→ WHAT THIS TASK INVOLVES: Reproduce all lines of the listing below in which the word "close" occurs.

*** SUPPLIED DATA ***

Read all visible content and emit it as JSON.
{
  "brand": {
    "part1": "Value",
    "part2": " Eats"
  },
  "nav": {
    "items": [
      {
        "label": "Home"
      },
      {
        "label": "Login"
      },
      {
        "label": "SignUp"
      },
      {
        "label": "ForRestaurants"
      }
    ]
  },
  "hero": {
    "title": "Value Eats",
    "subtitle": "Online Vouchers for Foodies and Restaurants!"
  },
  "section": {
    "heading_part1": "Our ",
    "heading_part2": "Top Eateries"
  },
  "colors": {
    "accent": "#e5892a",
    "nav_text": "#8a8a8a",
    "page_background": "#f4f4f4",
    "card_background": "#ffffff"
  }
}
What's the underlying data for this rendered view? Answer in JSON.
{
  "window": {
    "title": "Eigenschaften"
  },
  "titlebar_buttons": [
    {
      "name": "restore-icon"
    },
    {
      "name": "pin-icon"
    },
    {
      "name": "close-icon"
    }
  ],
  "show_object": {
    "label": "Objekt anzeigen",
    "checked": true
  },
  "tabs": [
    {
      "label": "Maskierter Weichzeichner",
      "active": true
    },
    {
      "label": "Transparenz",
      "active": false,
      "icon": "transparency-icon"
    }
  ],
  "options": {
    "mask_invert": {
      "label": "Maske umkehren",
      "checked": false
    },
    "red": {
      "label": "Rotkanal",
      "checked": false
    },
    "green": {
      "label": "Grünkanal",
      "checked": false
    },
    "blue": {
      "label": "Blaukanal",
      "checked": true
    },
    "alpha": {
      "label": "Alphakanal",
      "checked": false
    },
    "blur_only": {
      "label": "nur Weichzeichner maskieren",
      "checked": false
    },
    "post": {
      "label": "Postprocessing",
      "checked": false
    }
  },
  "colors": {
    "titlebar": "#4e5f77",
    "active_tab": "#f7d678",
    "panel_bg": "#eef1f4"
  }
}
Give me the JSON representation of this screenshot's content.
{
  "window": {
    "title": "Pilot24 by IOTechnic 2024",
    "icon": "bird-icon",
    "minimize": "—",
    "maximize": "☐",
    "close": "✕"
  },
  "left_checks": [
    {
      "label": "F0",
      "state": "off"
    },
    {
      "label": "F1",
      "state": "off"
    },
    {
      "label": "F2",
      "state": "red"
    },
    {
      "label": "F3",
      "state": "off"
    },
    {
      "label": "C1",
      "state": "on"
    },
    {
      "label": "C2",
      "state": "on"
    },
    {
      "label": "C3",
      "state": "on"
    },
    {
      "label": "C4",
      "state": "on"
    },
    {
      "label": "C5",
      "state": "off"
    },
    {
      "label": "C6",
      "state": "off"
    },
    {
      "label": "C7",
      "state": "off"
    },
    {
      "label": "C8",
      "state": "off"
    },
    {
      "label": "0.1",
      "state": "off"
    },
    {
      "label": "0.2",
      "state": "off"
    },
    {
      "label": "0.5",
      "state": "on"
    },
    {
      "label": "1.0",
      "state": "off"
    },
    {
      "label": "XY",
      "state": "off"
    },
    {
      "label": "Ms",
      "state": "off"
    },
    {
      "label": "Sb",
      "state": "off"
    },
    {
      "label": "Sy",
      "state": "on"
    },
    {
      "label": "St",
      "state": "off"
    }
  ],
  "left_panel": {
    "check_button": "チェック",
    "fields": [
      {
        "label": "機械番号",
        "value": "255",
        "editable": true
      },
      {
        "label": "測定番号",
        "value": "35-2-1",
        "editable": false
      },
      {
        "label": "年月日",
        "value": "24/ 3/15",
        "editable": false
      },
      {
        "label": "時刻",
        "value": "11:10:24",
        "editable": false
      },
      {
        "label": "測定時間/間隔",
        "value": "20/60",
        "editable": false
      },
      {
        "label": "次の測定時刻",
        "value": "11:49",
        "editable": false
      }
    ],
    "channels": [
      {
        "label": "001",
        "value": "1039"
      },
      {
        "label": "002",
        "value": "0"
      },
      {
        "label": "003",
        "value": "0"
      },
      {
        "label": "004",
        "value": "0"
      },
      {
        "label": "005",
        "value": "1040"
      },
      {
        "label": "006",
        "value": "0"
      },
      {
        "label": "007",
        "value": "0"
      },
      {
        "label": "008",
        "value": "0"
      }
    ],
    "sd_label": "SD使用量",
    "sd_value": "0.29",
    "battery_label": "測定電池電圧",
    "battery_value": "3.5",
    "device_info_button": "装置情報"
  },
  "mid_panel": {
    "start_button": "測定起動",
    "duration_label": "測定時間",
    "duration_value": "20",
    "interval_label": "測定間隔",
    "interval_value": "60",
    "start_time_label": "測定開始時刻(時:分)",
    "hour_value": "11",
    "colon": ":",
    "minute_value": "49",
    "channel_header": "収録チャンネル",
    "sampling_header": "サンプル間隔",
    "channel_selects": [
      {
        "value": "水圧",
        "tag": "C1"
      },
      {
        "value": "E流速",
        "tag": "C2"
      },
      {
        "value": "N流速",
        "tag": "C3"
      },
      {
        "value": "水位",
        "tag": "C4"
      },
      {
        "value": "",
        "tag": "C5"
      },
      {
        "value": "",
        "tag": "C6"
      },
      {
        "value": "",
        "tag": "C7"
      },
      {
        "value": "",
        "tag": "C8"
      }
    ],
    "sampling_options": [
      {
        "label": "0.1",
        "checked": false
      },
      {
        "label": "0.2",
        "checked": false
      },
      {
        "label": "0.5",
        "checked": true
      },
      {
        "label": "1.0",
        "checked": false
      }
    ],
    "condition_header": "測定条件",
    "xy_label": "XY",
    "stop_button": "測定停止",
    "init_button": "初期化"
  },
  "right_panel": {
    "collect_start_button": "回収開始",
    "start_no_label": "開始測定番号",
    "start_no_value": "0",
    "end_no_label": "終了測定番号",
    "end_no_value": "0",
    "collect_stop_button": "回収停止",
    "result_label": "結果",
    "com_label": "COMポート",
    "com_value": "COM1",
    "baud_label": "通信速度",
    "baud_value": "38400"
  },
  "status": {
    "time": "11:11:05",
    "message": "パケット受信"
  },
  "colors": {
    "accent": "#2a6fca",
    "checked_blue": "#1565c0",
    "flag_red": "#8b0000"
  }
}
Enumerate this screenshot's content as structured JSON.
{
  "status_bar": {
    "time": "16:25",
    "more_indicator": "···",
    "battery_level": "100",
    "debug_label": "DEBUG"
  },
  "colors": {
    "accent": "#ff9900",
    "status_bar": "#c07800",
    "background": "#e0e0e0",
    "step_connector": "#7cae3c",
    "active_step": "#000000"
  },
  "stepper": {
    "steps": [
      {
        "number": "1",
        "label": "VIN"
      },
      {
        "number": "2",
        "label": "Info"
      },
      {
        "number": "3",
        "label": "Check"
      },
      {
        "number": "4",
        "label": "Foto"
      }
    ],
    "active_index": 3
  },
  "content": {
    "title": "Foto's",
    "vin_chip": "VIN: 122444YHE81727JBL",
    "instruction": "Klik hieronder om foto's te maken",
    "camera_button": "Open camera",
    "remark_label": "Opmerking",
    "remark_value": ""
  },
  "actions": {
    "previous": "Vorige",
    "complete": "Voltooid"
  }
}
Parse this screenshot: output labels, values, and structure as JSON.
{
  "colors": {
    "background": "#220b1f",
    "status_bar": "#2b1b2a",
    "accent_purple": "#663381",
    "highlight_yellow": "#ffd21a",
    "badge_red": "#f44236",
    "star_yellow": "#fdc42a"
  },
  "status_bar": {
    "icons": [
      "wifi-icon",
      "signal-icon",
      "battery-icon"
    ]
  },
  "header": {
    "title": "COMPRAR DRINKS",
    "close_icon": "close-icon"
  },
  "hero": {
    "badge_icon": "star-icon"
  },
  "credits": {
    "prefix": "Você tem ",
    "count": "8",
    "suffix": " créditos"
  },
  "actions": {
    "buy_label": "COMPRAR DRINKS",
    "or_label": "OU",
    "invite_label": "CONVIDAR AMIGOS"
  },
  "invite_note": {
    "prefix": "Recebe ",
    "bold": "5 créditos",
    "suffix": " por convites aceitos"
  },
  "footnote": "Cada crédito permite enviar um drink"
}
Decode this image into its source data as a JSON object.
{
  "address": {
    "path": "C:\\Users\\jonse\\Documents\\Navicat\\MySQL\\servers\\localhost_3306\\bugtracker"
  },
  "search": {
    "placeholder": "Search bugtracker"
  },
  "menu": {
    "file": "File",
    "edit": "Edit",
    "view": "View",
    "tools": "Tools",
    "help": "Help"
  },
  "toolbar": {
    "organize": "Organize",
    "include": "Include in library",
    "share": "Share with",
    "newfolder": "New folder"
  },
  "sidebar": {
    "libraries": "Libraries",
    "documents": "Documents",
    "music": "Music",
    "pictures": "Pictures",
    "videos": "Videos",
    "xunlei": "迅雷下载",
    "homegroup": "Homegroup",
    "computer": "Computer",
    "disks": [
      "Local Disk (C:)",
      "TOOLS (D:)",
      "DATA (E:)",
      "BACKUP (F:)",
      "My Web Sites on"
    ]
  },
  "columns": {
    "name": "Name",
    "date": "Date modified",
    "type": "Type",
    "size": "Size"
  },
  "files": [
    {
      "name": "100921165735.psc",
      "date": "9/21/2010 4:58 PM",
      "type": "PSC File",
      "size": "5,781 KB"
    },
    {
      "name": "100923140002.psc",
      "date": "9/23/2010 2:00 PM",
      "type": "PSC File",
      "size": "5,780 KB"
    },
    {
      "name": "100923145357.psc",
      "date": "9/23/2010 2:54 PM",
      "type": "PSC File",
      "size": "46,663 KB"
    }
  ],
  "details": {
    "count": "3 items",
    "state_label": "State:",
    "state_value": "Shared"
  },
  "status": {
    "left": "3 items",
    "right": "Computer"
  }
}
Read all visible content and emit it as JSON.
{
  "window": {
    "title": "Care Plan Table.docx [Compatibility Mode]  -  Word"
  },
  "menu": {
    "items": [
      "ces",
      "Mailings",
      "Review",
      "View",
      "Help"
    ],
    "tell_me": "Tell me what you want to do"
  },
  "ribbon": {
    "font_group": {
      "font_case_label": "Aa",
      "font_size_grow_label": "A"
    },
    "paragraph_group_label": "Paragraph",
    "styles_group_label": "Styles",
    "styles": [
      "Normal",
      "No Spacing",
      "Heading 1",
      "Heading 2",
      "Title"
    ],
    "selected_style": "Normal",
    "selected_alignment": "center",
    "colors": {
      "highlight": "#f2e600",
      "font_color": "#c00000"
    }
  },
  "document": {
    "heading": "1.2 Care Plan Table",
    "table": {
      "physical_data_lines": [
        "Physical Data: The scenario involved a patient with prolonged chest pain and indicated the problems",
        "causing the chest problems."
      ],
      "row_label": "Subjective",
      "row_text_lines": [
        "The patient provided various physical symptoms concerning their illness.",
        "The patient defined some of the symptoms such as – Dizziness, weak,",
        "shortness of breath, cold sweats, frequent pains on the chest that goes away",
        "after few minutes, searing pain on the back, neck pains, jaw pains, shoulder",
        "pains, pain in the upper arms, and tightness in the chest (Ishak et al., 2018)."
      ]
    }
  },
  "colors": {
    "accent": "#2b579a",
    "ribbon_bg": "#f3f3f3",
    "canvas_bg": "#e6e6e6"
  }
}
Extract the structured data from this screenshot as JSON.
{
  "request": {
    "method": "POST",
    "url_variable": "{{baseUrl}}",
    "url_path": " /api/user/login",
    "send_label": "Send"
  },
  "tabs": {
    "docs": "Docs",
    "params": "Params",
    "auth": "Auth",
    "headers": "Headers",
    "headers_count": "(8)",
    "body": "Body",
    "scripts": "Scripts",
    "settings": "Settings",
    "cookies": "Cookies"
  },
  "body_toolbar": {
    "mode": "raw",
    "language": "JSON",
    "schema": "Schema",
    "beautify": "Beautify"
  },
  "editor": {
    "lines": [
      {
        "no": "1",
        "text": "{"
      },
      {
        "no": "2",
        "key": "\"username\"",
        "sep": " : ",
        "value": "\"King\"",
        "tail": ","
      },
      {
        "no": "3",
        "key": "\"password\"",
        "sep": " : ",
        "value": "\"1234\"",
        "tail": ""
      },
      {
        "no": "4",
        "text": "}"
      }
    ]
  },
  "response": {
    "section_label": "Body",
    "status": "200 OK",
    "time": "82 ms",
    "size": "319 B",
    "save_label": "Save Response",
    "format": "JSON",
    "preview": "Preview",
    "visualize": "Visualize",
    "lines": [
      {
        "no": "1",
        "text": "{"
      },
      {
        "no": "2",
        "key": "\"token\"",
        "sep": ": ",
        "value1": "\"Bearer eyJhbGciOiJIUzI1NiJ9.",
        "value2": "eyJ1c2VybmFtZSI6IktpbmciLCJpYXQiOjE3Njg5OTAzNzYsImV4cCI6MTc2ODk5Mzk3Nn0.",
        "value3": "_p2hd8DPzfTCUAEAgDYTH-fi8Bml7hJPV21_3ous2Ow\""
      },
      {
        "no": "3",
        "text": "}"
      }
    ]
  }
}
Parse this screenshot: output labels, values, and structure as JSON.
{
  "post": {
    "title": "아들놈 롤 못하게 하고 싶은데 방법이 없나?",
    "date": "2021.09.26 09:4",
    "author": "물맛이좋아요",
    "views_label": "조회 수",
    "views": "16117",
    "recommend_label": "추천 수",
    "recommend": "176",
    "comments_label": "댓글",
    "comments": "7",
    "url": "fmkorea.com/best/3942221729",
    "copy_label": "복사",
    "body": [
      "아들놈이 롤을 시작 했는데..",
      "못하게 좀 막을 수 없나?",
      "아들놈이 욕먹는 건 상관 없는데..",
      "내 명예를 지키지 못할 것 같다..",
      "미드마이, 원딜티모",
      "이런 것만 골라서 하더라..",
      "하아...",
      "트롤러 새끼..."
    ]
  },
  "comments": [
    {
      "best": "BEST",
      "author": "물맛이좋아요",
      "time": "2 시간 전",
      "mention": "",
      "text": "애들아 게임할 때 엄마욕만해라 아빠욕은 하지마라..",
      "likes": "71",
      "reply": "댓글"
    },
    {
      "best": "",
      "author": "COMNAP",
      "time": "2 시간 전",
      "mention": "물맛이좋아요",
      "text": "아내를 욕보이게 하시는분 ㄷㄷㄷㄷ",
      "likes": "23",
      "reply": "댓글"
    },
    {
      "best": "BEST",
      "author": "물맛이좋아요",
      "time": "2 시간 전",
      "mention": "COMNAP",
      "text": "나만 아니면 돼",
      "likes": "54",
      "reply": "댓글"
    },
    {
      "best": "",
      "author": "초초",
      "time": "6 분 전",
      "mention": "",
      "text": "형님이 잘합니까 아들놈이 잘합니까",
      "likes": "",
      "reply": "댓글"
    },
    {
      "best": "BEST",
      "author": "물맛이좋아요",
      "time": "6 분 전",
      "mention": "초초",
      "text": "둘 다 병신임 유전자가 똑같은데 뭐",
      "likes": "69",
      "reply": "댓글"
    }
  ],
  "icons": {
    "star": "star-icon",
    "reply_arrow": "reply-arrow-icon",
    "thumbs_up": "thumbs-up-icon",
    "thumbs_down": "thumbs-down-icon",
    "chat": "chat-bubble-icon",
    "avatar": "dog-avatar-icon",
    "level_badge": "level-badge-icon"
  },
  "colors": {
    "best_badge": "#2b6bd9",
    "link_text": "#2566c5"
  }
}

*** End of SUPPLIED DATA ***

→ ANSWER SPACE:
      "name": "close-icon"
    "close": "✕"
    "close_icon": "close-icon"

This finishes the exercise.